For safer blood transfusions
A blood transfusion involves taking blood from the donor and giving it to receiver. The blood goes through a tube from a bag to an intravenous (IV) catheter and into your vein.
You may need a blood transfusion for a number of reasons, including:
* to replace blood lost during major surgery, childbirth or a severe accident
* to treat anemia that has failed to respond to other treatments; anemia is a condition where a person has low levels of red blood cells
* to treat inherited blood disorders, such as thalassaemia or sickle cell anemia
* An illness that causes bleeding, such as a bleeding ulcer.
* An illness that destroys blood cells, such as hemolytic anemia or thrombocytopenia.
* If you have an illness in which your bone marrow doesn't make enough blood, such as aplastic anemia, you may need transfusions.
Is a blood transfusion safe?
The risks of blood transfusions include transfusion reactions (immune-related reactions), non immune reactions, and infections. Blood transfusions are safe if donated blood is carefully tested and tracked. The aim is to reduce the risk of a person being given blood contaminated with a virus, such as hepatitis C & B, or receiving blood from a blood group that's unsuitable for them. Before making a blood donation, the potential donor is asked about their health, lifestyle and history.
After blood has been donated, it's always tested for the following infections:
* hepatitis B
* hepatitis C
* HIV and AIDS
* human T-cell lymphotropic virus (HTLV) - a rare but potentially serious virus, which in some people can cause a type of leukaemia that's usually fatal
You may have a mild allergic reaction even if you get the correct blood type. Signs of a reaction include: fever, hives, shortness of breath, pain, fast heart rate, chills, low blood pressure.
A mild reaction can be scary, but it rarely is dangerous if it's treated quickly.
Before receive a blood transfusion, recipient's blood is tested to determine blood type. Blood or blood components that are compatible with recipient's blood type are ordered by the doctor. This blood may be retested in the hospital laboratory to confirm its type. A sample of recipient's blood is then mixed with a sample of the donor's blood that will receive to check that no problems result, such as red blood cell destruction (hemolysis) or clotting. This process of checking blood types and mixing samples of the two blood sources is called typing and cross matching.
Before actually giving the transfusion, a doctor or nurse will examine the label on the package of blood and compare it to recipient's blood type as listed on medical record. Only when all agree that this is the correct blood and that you are the correct recipient will the transfusion begin.
Sometimes a doctor will recommend that to take acetaminophen, antihistamines, or other medicines to help prevent mild reactions, like a fever or hives, from a blood transfusion. Doctors will stop a blood transfusion if they think you are having a reaction. A reaction may turn out to be mild. But at the beginning, it is hard for doctors to know whether it will be severe. Your doctor will treat a more severe reaction if one occurs.
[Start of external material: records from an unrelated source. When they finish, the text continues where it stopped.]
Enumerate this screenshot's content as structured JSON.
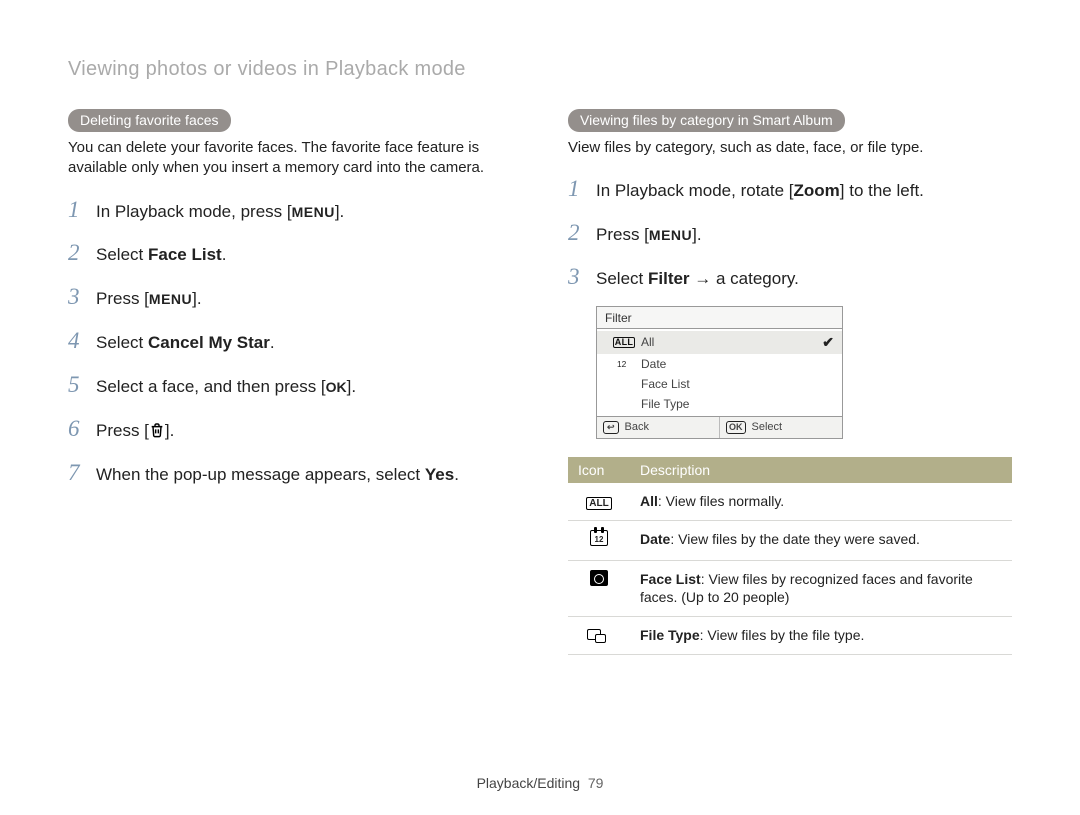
{
  "page_heading": "Viewing photos or videos in Playback mode",
  "left": {
    "pill": "Deleting favorite faces",
    "intro": "You can delete your favorite faces. The favorite face feature is available only when you insert a memory card into the camera.",
    "steps": {
      "s1_pre": "In Playback mode, press [",
      "s1_mid": "MENU",
      "s1_post": "].",
      "s2_pre": "Select ",
      "s2_bold": "Face List",
      "s2_post": ".",
      "s3_pre": "Press [",
      "s3_mid": "MENU",
      "s3_post": "].",
      "s4_pre": "Select ",
      "s4_bold": "Cancel My Star",
      "s4_post": ".",
      "s5_pre": "Select a face, and then press [",
      "s5_mid": "OK",
      "s5_post": "].",
      "s6_pre": "Press [",
      "s6_post": "].",
      "s7_pre": "When the pop-up message appears, select ",
      "s7_bold": "Yes",
      "s7_post": "."
    }
  },
  "right": {
    "pill": "Viewing files by category in Smart Album",
    "intro": "View files by category, such as date, face, or file type.",
    "steps": {
      "s1_pre": "In Playback mode, rotate [",
      "s1_bold": "Zoom",
      "s1_post": "] to the left.",
      "s2_pre": "Press [",
      "s2_mid": "MENU",
      "s2_post": "].",
      "s3_pre": "Select ",
      "s3_bold": "Filter",
      "s3_mid": " → ",
      "s3_post": "a category."
    },
    "ui": {
      "title": "Filter",
      "rows": {
        "all_glyph": "ALL",
        "all": "All",
        "date": "Date",
        "face": "Face List",
        "filetype": "File Type"
      },
      "footer": {
        "back_btn": "↩",
        "back_label": "Back",
        "ok_btn": "OK",
        "select_label": "Select"
      }
    },
    "table": {
      "th_icon": "Icon",
      "th_desc": "Description",
      "row1": {
        "glyph": "ALL",
        "b": "All",
        "rest": ": View files normally."
      },
      "row2": {
        "glyph_num": "12",
        "b": "Date",
        "rest": ": View files by the date they were saved."
      },
      "row3": {
        "b": "Face List",
        "rest": ": View files by recognized faces and favorite faces. (Up to 20 people)"
      },
      "row4": {
        "b": "File Type",
        "rest": ": View files by the file type."
      }
    }
  },
  "footer": {
    "section": "Playback/Editing",
    "page": "79"
  }
}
* Avoid unnecessary and inappropriate transfusions.
* Preventable 'wrong blood into patient' incidents are nearly always caused by human error and may cause fatal reactions due to ABO incompatibility.
* Most mistransfusion incidents are caused by identification errors at the time of pre-transfusion blood sampling, sample handling in the laboratory, collecting the wrong component from the blood bank or transfusion to the patient.
* The identity check between patient and blood component is the crucial final opportunity to avoid potentially fatal mistransfusion.
* At every stage of the blood administration process the key elements are positive patient identification, excellent communication and good documentation. These can be enhanced by the use of electronic transfusion management systems and barcode technology.
* Hospitals should develop local transfusion policies based on national guidelines and ensure all staff involved in the clinical transfusion process is appropriately trained and competency assessed.
* Where possible, patients should give 'valid consent' for transfusion based on appropriate information and discussion, but signed consent is not a legal requirement.
* Non-essential 'out of hours' requests for transfusion and overnight administration of blood should be avoided wherever possible because of an increased risk of errors.